(Element data from apps and pages)
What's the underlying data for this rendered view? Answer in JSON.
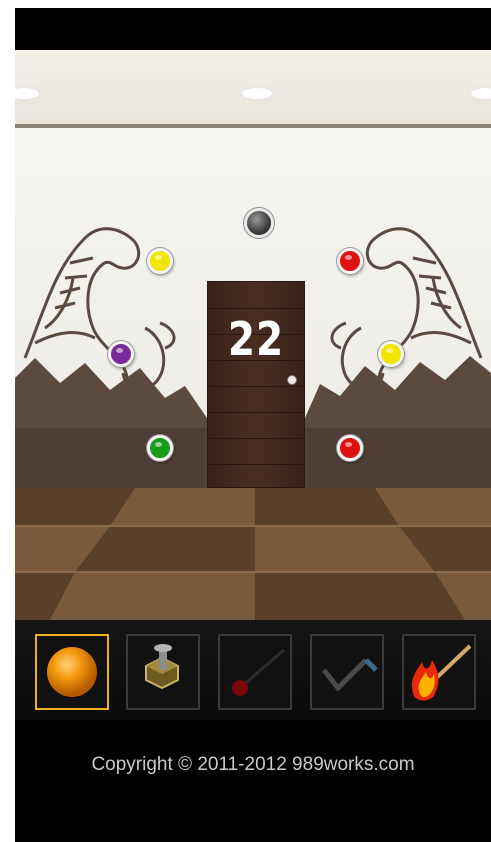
{
  "room": {
    "door_number": "22",
    "colors": {
      "yellow": "#f2e600",
      "red": "#e01010",
      "purple": "#7a2a9a",
      "green": "#1a9a1a",
      "gray": "#555555",
      "selection": "#f0b020"
    },
    "buttons_left": [
      "yellow",
      "purple",
      "green"
    ],
    "buttons_right": [
      "red",
      "yellow",
      "red"
    ],
    "center_button": "gray"
  },
  "inventory": {
    "selected_index": 0,
    "items": [
      {
        "icon": "orange-ball-icon"
      },
      {
        "icon": "metal-bolt-icon"
      },
      {
        "icon": "red-lever-stick-icon"
      },
      {
        "icon": "bent-rod-icon"
      },
      {
        "icon": "burning-match-icon"
      }
    ]
  },
  "footer": {
    "copyright": "Copyright © 2011-2012 989works.com"
  }
}
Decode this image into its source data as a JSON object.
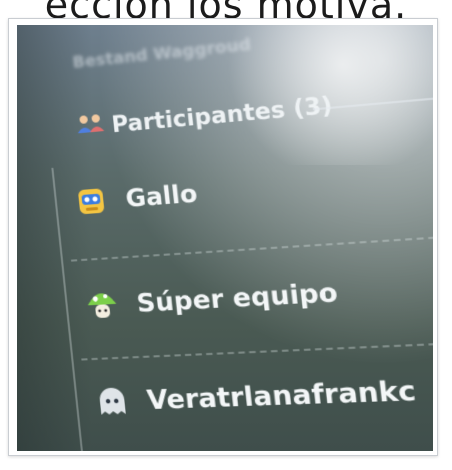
{
  "caption": {
    "text": "ección los motiva."
  },
  "panel": {
    "header_label": "Bestand Waggroud",
    "title": "Participantes (3)",
    "title_icon": "people-icon"
  },
  "participants": [
    {
      "name": "Gallo",
      "avatar": "robot-avatar-icon",
      "color": "#f4c542"
    },
    {
      "name": "Súper equipo",
      "avatar": "mushroom-avatar-icon",
      "color": "#7ccf4a"
    },
    {
      "name": "Veratrlanafrankc",
      "avatar": "ghost-avatar-icon",
      "color": "#dfe4e8"
    }
  ],
  "colors": {
    "screen_bg": "#5a6b6a",
    "text": "#f3f6f7"
  }
}
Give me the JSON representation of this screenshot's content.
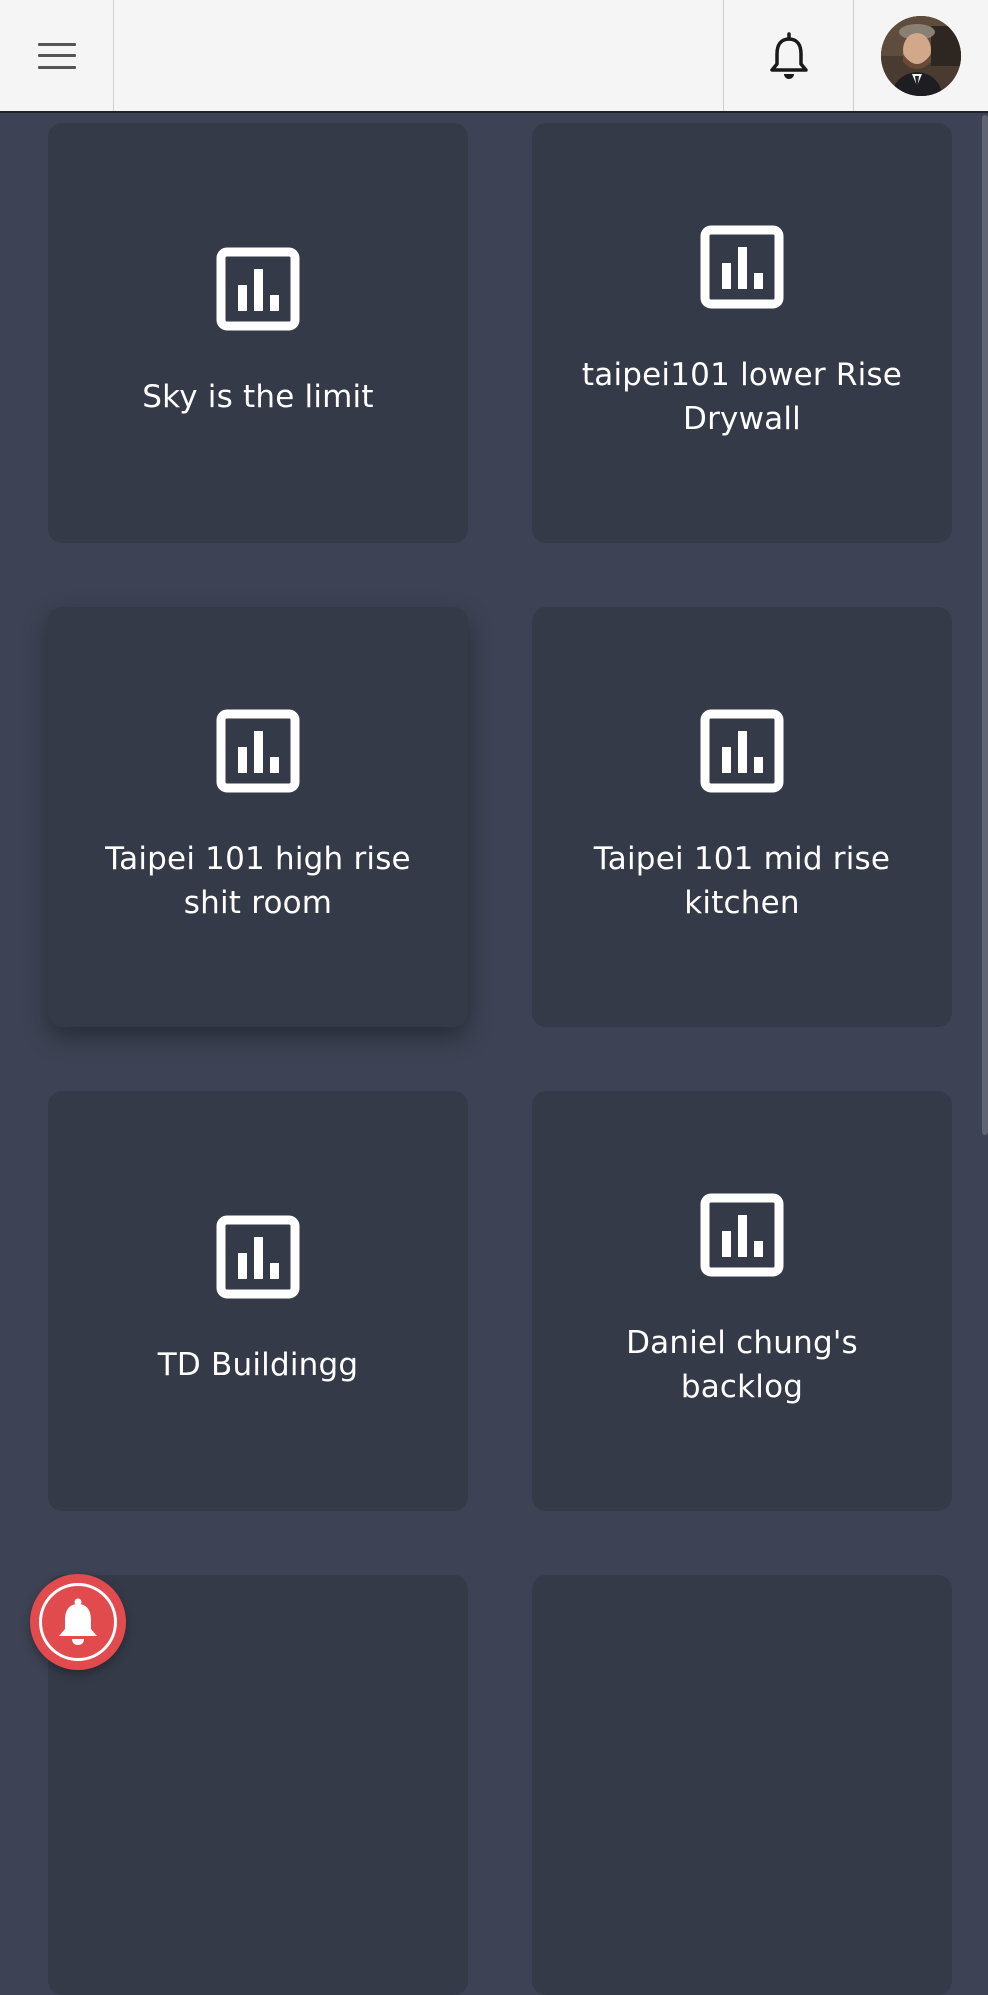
{
  "header": {
    "menu_icon": "hamburger-menu-icon",
    "bell_icon": "notification-bell-icon",
    "avatar_alt": "user-avatar"
  },
  "boards": [
    {
      "title": "Sky is the limit",
      "icon": "bar-chart-icon"
    },
    {
      "title": "taipei101 lower Rise Drywall",
      "icon": "bar-chart-icon"
    },
    {
      "title": "Taipei 101 high rise shit room",
      "icon": "bar-chart-icon"
    },
    {
      "title": "Taipei 101 mid rise kitchen",
      "icon": "bar-chart-icon"
    },
    {
      "title": "TD Buildingg",
      "icon": "bar-chart-icon"
    },
    {
      "title": "Daniel chung's backlog",
      "icon": "bar-chart-icon"
    },
    {
      "title": "",
      "icon": ""
    },
    {
      "title": "",
      "icon": ""
    }
  ],
  "fab": {
    "icon": "notification-bell-icon",
    "color": "#e14b4e"
  },
  "colors": {
    "background": "#3d4354",
    "card": "#353a48",
    "header": "#f5f5f5"
  }
}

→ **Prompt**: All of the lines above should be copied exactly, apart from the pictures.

→ **Exercise solution**:
What's the underlying data for this rendered view? Answer in JSON.
{
  "room": {
    "door_number": "22",
    "colors": {
      "yellow": "#f2e600",
      "red": "#e01010",
      "purple": "#7a2a9a",
      "green": "#1a9a1a",
      "gray": "#555555",
      "selection": "#f0b020"
    },
    "buttons_left": [
      "yellow",
      "purple",
      "green"
    ],
    "buttons_right": [
      "red",
      "yellow",
      "red"
    ],
    "center_button": "gray"
  },
  "inventory": {
    "selected_index": 0,
    "items": [
      {
        "icon": "orange-ball-icon"
      },
      {
        "icon": "metal-bolt-icon"
      },
      {
        "icon": "red-lever-stick-icon"
      },
      {
        "icon": "bent-rod-icon"
      },
      {
        "icon": "burning-match-icon"
      }
    ]
  },
  "footer": {
    "copyright": "Copyright © 2011-2012 989works.com"
  }
}
Decode this image into its source data as a JSON object.
{
  "caption": {
    "text": "ección los motiva."
  },
  "panel": {
    "header_label": "Bestand Waggroud",
    "title": "Participantes (3)",
    "title_icon": "people-icon"
  },
  "participants": [
    {
      "name": "Gallo",
      "avatar": "robot-avatar-icon",
      "color": "#f4c542"
    },
    {
      "name": "Súper equipo",
      "avatar": "mushroom-avatar-icon",
      "color": "#7ccf4a"
    },
    {
      "name": "Veratrlanafrankc",
      "avatar": "ghost-avatar-icon",
      "color": "#dfe4e8"
    }
  ],
  "colors": {
    "screen_bg": "#5a6b6a",
    "text": "#f3f6f7"
  }
}
Give me the JSON representation of this screenshot's content.
{
  "header": {
    "menu_icon": "hamburger-menu-icon",
    "bell_icon": "notification-bell-icon",
    "avatar_alt": "user-avatar"
  },
  "boards": [
    {
      "title": "Sky is the limit",
      "icon": "bar-chart-icon"
    },
    {
      "title": "taipei101 lower Rise Drywall",
      "icon": "bar-chart-icon"
    },
    {
      "title": "Taipei 101 high rise shit room",
      "icon": "bar-chart-icon"
    },
    {
      "title": "Taipei 101 mid rise kitchen",
      "icon": "bar-chart-icon"
    },
    {
      "title": "TD Buildingg",
      "icon": "bar-chart-icon"
    },
    {
      "title": "Daniel chung's backlog",
      "icon": "bar-chart-icon"
    },
    {
      "title": "",
      "icon": ""
    },
    {
      "title": "",
      "icon": ""
    }
  ],
  "fab": {
    "icon": "notification-bell-icon",
    "color": "#e14b4e"
  },
  "colors": {
    "background": "#3d4354",
    "card": "#353a48",
    "header": "#f5f5f5"
  }
}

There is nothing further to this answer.